Craig Murray, a former British diplomat, disagrees that the attack was piracy. The legal position, unless you strongly support the legality of the Israeli blockade of Gaza, is more complicated:

A word on the legal position, which is very plain. To attack a foreign flagged vessel in international waters is illegal. It is not piracy, as the Israeli vessels carried a military commission. It is rather an act of illegal warfare.

Because the incident took place on the high seas does not mean however that international law is the only applicable law. The Law of the Sea is quite plain that, when an incident takes place
on a ship on the high seas (outside anybody's territorial waters) the applicable law is that of the flag state of the ship on which the incident occurred. In legal terms, the Turkish ship was Turkish territory.

There are therefore two clear legal possibilities.

Possibility one is that the Israeli commandos were acting on behalf of the government of Israel in killing the activists on the ships. In that case Israel is in a position of war with Turkey, and the act falls under international jurisdiction as a war crime.

Possibility two is that, if the killings were not authorised Israeli military action, they were acts of murder under Turkish jurisdiction. If Israel does not consider itself in a position of war with Turkey, then it must hand over the commandos involved for trial in Turkey under Turkish law.

In brief, if Israel and Turkey are not at war, then it is Turkish law which is applicable to what happened on the ship. It is for Turkey, not Israel, to carry out any inquiry or investigation into events and to initiate any prosecutions. Israel is obliged to hand over indicted personnel for prosecution.
Over at the US political news site Talkingpointsmemo.com is this comment on relations between Turkey and Israel:

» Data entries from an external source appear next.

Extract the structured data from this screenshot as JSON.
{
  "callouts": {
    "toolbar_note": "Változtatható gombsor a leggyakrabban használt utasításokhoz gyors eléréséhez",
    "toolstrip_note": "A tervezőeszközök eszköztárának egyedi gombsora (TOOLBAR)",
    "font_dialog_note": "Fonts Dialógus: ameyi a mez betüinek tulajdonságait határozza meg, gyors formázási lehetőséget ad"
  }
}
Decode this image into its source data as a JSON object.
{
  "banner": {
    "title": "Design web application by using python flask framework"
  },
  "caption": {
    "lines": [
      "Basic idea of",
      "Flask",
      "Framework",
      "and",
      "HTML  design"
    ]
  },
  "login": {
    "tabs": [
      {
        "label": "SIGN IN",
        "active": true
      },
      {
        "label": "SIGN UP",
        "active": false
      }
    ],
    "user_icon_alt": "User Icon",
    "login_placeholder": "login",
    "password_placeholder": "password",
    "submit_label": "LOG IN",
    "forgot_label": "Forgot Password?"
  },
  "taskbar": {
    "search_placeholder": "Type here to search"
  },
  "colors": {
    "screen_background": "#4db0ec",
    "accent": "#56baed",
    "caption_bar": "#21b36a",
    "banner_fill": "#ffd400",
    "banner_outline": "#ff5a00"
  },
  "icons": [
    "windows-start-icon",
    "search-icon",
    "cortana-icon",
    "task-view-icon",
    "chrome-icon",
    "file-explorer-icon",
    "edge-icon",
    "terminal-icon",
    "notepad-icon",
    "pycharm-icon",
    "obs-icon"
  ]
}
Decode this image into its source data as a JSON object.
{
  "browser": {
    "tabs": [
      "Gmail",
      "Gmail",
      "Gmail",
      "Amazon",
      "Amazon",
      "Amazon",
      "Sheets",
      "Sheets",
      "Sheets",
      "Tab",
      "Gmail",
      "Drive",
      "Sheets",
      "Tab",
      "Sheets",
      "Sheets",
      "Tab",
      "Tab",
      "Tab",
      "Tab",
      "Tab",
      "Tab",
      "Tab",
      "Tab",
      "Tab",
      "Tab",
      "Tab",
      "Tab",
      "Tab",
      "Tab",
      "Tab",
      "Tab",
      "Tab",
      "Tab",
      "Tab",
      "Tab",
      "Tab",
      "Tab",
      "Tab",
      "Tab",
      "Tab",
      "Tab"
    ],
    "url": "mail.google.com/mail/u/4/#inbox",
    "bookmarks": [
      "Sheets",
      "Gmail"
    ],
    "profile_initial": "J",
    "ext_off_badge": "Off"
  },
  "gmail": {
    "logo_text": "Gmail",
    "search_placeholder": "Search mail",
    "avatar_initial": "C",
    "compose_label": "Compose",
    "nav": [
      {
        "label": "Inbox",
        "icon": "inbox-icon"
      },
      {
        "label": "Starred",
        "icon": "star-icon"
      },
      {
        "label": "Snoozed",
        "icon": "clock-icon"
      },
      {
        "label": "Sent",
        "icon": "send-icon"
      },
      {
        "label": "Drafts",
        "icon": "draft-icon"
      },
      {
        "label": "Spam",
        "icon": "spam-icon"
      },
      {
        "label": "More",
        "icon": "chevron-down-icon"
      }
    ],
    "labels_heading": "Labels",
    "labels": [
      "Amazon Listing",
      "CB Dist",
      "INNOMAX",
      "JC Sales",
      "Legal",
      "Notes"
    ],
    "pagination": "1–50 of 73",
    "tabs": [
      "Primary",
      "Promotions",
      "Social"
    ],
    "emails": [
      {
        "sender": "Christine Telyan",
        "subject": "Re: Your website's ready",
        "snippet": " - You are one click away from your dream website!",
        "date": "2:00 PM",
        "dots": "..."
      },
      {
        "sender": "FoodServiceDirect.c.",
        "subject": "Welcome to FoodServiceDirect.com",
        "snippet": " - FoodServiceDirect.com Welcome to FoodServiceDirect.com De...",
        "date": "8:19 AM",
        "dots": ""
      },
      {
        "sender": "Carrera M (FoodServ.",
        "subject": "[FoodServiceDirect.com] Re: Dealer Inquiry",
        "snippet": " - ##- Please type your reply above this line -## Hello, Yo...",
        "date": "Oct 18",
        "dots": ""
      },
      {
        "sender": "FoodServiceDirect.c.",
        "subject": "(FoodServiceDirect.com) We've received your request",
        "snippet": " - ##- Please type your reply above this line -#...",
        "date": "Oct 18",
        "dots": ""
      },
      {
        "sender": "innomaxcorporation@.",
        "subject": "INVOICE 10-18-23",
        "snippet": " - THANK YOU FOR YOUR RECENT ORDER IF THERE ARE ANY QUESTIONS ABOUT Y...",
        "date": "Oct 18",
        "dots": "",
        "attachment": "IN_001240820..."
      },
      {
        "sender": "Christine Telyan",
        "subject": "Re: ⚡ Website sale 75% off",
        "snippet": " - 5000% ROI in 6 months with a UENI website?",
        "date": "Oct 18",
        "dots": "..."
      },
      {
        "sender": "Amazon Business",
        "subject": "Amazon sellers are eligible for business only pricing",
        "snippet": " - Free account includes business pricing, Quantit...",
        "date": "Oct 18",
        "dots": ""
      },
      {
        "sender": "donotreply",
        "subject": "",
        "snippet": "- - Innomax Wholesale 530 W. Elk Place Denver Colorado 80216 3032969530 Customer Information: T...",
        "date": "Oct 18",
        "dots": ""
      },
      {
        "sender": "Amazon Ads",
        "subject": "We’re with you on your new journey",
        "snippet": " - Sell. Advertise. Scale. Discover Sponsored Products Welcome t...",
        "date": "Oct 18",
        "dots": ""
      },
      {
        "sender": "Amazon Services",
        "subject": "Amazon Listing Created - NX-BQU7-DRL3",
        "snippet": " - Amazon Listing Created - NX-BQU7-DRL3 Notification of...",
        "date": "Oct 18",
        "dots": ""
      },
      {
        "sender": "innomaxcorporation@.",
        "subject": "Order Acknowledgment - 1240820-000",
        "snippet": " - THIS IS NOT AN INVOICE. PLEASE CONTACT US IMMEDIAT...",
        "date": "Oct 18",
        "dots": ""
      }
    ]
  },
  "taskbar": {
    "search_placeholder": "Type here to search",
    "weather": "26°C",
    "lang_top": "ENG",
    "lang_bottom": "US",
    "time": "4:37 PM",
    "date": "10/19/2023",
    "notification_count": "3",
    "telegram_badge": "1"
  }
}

Allies can make up after almost any coming to blows if they want to. But that's the key. This isn't the first blow up in Israel-Turkey relations. Turkish opposition to the Gaza War (Operation Cast Lead) has been at the center of the dispute going back to 2008. But even that doesn't really fully explain the decline in relations.

The Israelis, under the foreign ministry headed by the far-right Avigdor Lieberman, have on their side managed to repeatedly snub the Turks over recent months. Sometimes in response to deteriorating relations that both sides played a part in. But other cases seemed like gratuitous and self-destructive provocations by the Israelis. With the political vision of someone like Lieberman, who embodies the ugliest trends in Israeli politics, the alliance with Turkey isn't so much a bridge toward an opening to other Arab or Islamic countries but a distraction or an impediment.

On the other side of the equation though, it's not clear that the AKP government of Turkey, which is probably more accurate to call Islamic-rooted rather than 'Islamist', really wants the alliance with Israel in the first place -- quite apart from the Gaza War or the Flotilla incident. Their roots as a party and their diplomacy have all seemed directed at deepening ties with nearby Islamic countries who in most cases have either cool or downright hostile relations with Israel. And in that context the Turkey-Israel alliance, which has historically run very deep, seems like a liability.

More or less as an American VP said a while ago, this is a big deal. I'll pass on discussing the effects on US foreign and domestic politics; you will soon be able to find an infinity of commentary on those subjects.

Image: The USS Liberty, attacked on the high seas in 1967. A lot of people are bringing that incident up today. Look it up.

1 comment:

  1. Does any one actually still think that the whole incident was not planned and staged right down to the last detail?